My twin sister, Julia, celebrated her birthday in Paris last week, while I chose to stay home in Los Angeles for mine. (Despite being twins, we don’t share a birthday: I was born 10 minutes before midnight on June 30 and Jul was born 10 minutes after midnight on July 1.)
Although I’m more of a Rome girl, visiting the City of Light is a rite of passage for a jewelry editor—and last week would have been an opportune time. From July 1 to 5, Paris played host to the fall-winter 2012 couture shows, an extravaganza of opulence and eccentricity that makes New York fashion week look positively modest in comparison.
The focus of the week is clearly fashion, but lately, more fine jewelers—as well as the publicists, editors, and stylists who orbit them—have been flocking to Paris at the same time to take advantage of the critical mass of tastemakers. Harry Winston was in town, staging a “super sneak preview” of its new high jewelry collection. Reportedly, so was Cindy Chao, a talented Chinese jeweler whose work we’ve profiled in our pages, hopping from show to show and checking out the scene.
In all fairness, couture week in July is really a prelude to Paris’ real jewelry powwow, the 26th Biennale des Antiquaires, coming Sept. 14–23 to the Grand Palais.
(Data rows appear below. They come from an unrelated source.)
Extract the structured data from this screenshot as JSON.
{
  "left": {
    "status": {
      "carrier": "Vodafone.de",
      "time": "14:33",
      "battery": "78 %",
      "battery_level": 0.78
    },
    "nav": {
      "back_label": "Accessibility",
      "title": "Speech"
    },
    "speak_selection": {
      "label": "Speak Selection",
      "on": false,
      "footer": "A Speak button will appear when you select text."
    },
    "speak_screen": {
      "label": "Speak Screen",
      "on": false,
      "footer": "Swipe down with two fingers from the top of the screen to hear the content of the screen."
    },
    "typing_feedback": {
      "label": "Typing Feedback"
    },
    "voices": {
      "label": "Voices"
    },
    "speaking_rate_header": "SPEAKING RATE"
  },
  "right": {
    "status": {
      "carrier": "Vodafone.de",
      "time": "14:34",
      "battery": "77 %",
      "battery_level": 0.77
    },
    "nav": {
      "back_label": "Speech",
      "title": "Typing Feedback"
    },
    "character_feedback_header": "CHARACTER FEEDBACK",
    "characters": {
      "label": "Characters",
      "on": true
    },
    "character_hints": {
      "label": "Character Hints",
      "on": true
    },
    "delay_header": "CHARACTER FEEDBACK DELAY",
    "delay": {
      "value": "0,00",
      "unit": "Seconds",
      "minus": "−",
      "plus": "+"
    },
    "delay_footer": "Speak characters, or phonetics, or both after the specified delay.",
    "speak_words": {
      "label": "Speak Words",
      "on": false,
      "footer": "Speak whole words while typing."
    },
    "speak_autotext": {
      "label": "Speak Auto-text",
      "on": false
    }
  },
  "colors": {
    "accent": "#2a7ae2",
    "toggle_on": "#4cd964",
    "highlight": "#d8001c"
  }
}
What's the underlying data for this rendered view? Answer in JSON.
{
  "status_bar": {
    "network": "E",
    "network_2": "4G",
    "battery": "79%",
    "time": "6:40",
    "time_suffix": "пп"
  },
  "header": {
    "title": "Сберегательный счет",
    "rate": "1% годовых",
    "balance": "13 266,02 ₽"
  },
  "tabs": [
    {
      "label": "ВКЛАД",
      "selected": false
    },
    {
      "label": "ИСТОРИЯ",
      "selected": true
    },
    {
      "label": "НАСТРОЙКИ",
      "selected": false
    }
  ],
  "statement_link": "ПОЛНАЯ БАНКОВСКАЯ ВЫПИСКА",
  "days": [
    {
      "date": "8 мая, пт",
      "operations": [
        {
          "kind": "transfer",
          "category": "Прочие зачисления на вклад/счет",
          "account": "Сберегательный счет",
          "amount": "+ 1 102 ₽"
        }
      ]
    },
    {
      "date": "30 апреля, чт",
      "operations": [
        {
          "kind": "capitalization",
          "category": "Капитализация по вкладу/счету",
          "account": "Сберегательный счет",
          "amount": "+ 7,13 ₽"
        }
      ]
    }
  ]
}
Established by the Syndicat National des Antiquaires in 1962, the biannual event is considered the most prestigious European salon, attracting the world’s finest dealers of antiques, fine art, and jewelry. It is a Mecca for art lovers and collectors. This year’s director, Karl Lagerfeld, has promised to give the Grand Palais a Belle Époque period setting, only adding to its allure.
Over the years, the Biennale has become an important showcase of haute joaillerie, particularly for jewelers with a base at Place Vendôme. Cartier, Van Cleef & Arpels, and Dior, for example, all use the occasion to introduce extraordinary collections of unique pieces to the world’s most discerning buyers.
Judging by the selection of images that arrived in my inbox last week, Dior’s 2012 Biennale contribution is nothing short of epic. The rings, earrings, and bracelets that constitute the bulk of the Dear Dior collection are, in my opinion, as close to art as the category of fine jewelry gets. In this case, we even know the artist: Victoire de Castellane, the French eccentric who became the head of design for Dior Joaillerie in 1998. She recently told The Wall Street Journal, “In jewelry, I love strange colors and very bright, strong, almost fake color. Really bright pink, the blue of a tourmaline, and all different greens put together. I’m obsessed with opal, because it holds all the colors in one stone”—all of which helps explain the psychedelic combination of colors that distinguishes her beguiling 2012 introduction.
A bracelet from Dior’s 2012 Biennale collection, Dear Dior, in platinum and yellow gold with diamonds, spessartite garnets, tsavorites, rubies, spinels, tanzanite, and a fine Australian opal
Another jeweler to watch at this year’s gathering is Hong Kong–based Wallace Chan, who was invited to exhibit at the world-renowned event for the first time. I’ve been a huge fan of Chan’s since I stumbled upon his work in Basel about five years ago. A master of titanium and gem carving, he is a singular talent and well deserving of inclusion in the Biennale. I’m proud to say that you’ll find an original image of one of Chan’s gem-set butterfly brooches in the upcoming July–August issue of JCK.
That Chan, an Eastern jeweler who is classically trained yet very much of the 21st century, has been asked to participate in an old-world salon like the Biennale suggests that conventions are giving way to innovations. I, for one, applaud the change.
For most jewelers, Paris and the lavish setting of the Biennale may feel far removed, but there’s no denying the extraordinary work that goes on display there—especially every other September. If you’re in need of inspiration—or perhaps just some fantastic stories to share with your clients—and have some frequent flier miles to burn, here’s a crazy idea: Book a ticket.
A housekeeping note: I’m off to Europe on Wednesday for a much needed vacation: I’ll spend my first three nights in Ibiza, where I’m meeting friends, followed by two weeks in Vilnius, Lithuania, where I’m attending a writing program put together by an organization near and dear to my heart, Summer Literary Seminars. I’ll be flying from Ibiza to Vilnius next Sunday (via Madrid and Frankfurt) so I’m going to take next week off (the chain). But I’ll be back on July 23 with a post from the Baltic. Until then, happy summer!